DOI: 10.1055/s-0040-1709209
How I Do It
Thieme Medical Publishers 333 Seventh Avenue, New York, NY 10001, USA.

Optimizing First-Pass Complete Reperfusion in Acute Ischemic Stroke: Pearls and Pitfalls

Johanna Maria Ospel
1  Department of Neuroradiology, Clinic of Radiology and Nuclear Medicine, University of Basel Hospital, Basel, Switzerland
2  Department of Clinical Neurosciences, University of Calgary, Calgary, Canada
,
Ryan McTaggart
3  Department of Interventional Radiology, Warren Alpert Medical School of Brown University, Providence, Rhode Island
,
Nima Kashani
2  Department of Clinical Neurosciences, University of Calgary, Calgary, Canada
4  Department of Radiology, University of Calgary, Calgary, Canada
,
Marios Psychogios
1  Department of Neuroradiology, Clinic of Radiology and Nuclear Medicine, University of Basel Hospital, Basel, Switzerland
,
Mohammed Almekhlafi
2  Department of Clinical Neurosciences, University of Calgary, Calgary, Canada
4  Department of Radiology, University of Calgary, Calgary, Canada
,
Mayank Goyal
2  Department of Clinical Neurosciences, University of Calgary, Calgary, Canada
4  Department of Radiology, University of Calgary, Calgary, Canada
› Author Affiliations
Further Information

Publication History

Publication Date:
14 May 2020 (online)
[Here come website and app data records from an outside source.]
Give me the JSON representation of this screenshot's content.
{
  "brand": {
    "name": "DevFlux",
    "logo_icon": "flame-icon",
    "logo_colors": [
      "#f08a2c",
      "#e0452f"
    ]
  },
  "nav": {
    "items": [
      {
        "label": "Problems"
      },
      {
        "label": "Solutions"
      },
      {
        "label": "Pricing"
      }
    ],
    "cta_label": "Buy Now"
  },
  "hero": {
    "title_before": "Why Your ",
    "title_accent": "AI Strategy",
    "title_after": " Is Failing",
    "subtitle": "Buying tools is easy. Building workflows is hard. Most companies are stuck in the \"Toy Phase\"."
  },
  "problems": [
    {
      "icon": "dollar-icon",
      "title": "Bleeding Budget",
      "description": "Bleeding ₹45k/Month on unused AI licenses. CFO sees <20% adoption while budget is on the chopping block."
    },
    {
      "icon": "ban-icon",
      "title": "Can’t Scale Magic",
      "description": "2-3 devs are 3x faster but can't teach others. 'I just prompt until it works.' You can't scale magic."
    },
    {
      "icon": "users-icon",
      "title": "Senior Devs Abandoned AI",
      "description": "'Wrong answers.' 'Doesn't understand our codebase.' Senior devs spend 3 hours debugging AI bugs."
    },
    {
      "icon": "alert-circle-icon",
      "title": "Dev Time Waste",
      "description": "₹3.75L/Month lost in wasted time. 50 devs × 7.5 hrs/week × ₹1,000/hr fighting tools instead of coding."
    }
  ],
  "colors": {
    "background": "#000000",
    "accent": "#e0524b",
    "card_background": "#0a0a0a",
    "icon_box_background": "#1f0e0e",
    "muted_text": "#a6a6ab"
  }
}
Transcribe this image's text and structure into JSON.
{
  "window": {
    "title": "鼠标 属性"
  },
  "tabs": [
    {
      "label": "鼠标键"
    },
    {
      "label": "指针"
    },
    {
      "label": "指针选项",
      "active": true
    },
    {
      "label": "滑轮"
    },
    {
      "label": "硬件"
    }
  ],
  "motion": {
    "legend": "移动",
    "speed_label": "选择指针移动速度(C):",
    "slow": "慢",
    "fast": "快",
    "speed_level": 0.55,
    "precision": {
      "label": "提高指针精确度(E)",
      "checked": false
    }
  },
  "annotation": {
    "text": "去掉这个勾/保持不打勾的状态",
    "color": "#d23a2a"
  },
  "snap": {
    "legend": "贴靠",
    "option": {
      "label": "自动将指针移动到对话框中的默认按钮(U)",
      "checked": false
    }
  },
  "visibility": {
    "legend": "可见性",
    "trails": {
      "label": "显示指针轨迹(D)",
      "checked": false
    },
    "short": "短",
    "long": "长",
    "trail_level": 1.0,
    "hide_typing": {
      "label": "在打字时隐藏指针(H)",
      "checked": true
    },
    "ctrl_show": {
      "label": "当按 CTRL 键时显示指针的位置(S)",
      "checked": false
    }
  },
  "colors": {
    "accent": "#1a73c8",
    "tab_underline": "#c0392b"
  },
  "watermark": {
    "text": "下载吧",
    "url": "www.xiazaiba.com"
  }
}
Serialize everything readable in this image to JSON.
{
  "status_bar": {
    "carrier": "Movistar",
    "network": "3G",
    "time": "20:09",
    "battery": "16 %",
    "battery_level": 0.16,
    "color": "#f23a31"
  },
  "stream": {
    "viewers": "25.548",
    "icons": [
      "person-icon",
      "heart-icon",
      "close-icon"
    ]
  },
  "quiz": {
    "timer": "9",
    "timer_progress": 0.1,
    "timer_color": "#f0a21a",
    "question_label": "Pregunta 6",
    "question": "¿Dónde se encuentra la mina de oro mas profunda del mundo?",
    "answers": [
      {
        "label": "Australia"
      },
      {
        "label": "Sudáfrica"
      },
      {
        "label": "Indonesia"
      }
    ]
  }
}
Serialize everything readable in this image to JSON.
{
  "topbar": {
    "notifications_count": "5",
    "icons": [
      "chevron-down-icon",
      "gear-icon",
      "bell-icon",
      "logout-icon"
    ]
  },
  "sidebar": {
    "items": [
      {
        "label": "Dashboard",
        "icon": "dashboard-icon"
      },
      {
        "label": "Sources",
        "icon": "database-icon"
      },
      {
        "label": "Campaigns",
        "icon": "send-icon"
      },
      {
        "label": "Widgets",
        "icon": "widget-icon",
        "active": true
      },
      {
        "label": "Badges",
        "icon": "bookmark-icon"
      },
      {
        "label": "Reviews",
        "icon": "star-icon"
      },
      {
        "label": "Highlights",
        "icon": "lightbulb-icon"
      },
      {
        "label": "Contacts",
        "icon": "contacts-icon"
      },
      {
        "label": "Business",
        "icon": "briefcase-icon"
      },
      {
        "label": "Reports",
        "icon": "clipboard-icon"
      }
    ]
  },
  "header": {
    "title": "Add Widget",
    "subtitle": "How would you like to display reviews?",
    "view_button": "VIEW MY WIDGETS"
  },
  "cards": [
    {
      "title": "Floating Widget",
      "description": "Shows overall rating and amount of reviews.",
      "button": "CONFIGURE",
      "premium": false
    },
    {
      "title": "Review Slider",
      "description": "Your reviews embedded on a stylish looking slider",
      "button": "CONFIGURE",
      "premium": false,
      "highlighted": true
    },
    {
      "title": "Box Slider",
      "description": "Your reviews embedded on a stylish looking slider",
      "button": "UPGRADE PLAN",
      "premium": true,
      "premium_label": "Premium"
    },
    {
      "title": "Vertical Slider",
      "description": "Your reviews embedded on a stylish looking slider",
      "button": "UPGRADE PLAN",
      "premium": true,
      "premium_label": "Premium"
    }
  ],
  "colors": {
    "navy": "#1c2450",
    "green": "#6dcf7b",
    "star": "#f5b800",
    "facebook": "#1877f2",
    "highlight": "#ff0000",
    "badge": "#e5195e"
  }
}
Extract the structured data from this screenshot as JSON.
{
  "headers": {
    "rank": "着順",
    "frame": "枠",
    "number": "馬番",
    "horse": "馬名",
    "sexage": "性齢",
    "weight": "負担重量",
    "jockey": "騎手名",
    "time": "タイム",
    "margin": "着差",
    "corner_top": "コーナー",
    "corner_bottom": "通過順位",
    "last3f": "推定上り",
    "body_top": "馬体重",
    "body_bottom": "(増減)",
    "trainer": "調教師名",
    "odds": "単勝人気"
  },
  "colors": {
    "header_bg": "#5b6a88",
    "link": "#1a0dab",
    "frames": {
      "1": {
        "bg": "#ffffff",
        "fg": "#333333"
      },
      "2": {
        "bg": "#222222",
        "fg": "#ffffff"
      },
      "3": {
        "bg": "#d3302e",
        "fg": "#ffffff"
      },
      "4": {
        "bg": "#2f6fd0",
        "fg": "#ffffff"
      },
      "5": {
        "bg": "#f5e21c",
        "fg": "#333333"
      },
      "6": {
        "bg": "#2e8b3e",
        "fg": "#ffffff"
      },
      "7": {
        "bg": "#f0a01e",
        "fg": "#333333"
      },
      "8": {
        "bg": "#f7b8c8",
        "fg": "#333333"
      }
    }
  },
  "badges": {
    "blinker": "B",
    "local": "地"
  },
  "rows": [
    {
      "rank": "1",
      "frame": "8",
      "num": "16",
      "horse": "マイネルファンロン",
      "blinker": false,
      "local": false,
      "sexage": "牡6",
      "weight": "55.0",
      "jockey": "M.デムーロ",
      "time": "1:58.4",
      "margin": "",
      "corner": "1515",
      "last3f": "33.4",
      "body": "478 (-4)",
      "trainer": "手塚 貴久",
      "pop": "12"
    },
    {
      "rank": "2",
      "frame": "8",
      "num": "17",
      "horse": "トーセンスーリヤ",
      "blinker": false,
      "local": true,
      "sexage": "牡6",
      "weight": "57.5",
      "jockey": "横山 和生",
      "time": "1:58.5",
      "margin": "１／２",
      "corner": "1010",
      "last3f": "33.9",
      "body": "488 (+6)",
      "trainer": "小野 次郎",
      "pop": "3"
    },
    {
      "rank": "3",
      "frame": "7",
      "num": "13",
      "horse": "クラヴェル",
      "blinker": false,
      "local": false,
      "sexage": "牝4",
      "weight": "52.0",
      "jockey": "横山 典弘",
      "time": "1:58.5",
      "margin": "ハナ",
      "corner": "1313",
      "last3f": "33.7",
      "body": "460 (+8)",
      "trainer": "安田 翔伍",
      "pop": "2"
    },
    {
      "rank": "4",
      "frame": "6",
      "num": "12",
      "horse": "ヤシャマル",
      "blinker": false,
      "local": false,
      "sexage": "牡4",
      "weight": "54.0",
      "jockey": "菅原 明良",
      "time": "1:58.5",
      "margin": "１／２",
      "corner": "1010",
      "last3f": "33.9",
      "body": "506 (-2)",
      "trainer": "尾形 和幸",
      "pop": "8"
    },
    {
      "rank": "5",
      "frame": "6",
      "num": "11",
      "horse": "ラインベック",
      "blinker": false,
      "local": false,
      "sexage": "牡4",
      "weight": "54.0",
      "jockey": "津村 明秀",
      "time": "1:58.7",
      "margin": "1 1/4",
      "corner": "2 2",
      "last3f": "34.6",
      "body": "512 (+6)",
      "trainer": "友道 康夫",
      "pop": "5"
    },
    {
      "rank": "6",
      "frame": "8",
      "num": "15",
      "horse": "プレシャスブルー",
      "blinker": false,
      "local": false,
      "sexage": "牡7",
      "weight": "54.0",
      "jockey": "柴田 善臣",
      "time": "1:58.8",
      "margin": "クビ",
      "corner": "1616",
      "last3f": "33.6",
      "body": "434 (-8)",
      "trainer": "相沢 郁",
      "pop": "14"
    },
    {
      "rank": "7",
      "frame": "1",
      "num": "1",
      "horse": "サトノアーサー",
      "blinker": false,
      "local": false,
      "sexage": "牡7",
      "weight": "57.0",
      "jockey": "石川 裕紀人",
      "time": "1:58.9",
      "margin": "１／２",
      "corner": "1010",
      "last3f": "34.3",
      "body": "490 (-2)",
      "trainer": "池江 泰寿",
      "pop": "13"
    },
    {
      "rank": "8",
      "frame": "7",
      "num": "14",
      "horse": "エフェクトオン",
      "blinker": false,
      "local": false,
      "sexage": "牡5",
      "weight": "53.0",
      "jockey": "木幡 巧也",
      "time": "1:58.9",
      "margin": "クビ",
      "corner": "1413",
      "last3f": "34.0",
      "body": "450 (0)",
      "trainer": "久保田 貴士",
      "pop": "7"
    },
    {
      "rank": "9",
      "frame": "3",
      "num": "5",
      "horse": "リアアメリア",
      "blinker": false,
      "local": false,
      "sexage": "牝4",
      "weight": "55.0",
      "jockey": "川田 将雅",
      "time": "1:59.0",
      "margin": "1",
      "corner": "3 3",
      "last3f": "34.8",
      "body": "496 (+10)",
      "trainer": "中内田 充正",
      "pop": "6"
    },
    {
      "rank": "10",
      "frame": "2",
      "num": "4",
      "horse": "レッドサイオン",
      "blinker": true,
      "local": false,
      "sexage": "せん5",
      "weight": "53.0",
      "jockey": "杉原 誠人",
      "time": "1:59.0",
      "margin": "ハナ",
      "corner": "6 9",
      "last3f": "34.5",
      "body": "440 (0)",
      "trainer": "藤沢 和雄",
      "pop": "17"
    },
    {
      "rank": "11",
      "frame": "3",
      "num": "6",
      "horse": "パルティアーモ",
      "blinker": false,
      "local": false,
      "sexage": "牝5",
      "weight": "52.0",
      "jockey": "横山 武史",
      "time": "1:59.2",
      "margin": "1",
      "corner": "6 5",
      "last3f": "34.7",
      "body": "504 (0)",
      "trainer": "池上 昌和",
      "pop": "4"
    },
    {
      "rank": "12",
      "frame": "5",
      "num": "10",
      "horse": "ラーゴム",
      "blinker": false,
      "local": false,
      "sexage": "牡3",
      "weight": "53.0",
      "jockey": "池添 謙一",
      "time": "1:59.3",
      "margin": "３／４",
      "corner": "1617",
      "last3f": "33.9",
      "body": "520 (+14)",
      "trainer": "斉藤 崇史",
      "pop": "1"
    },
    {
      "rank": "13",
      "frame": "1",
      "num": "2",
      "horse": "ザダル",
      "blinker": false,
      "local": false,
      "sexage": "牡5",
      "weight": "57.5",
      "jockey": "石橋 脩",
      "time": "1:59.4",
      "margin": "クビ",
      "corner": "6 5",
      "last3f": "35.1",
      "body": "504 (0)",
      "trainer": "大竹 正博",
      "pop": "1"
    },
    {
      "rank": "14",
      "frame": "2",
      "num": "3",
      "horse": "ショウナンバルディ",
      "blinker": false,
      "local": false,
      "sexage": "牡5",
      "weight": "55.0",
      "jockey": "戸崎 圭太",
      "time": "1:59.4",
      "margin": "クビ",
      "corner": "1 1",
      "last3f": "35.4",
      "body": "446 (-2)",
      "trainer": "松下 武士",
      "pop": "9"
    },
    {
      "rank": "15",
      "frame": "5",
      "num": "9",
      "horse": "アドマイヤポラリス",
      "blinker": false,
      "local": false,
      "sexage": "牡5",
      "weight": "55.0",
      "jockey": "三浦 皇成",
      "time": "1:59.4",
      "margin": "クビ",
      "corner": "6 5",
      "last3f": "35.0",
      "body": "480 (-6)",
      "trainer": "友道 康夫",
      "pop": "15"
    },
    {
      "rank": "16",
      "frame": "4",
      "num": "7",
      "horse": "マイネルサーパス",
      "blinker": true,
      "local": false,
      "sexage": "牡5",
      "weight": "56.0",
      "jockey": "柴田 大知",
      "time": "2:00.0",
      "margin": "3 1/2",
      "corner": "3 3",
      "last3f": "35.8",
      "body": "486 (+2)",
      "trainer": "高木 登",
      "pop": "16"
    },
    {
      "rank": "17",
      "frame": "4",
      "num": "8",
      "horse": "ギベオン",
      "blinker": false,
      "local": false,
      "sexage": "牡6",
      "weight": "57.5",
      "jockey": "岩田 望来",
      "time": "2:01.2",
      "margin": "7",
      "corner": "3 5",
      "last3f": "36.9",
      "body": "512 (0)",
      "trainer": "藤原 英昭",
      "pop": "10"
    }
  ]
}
Acute ischemic stroke (AIS), particularly if caused by a large vessel occlusion (LVO), is a severely disabling, life-threatening disease. In 2015, five major randomized controlled trials have shown the benefit of endovascular treatment (EVT) compared with intravenous alteplase in AIS patients with LVO,[1] and since then, EVT is considered standard of care. EVT significantly reduces disability in LVO patients and the number needed to treat for reduction of disability by at least one point on the modified Rankin Scale is 2.6.[1] The safety profile of EVT is excellent, with no significant differences in mortality and symptomatic intracranial hemorrhage compared with intravenous alteplase treatment alone.[1] Given this powerful treatment option and the low recanalization rates of LVOs with tissue plasminogen activator alone, many physicians, including ourselves, now offer EVT routinely beyond guideline recommendations. On average, every 30-minute delay in recanalization decreases the chance of a good functional outcome by 8 to 14%.[2] Thus, reperfusion has to be achieved fast. Reperfusion quality (i.e., how well we open a vessel) is another key determinant of patient outcome: higher expanded treatment in cerebral infarction (eTICI) grades are strongly associated with good patient outcome.[3] The eTICI score reflects the final reperfusion result, but complete recanalization sometimes requires multiple device passes,[4] which yields an increased risk of endothelial injury. First-pass effect (i.e., achieving complete revascularization with a single device pass) is an independent predictor for good outcome. Fast and complete reperfusion is also beneficial from an economic standpoint: In the United States, the net monetary benefit per patient is on average $17,000 per 1% increase in the final eTICI IIc/III rate and $10,600 per 10 minutes of time-to-treatment decrease.[5] [6]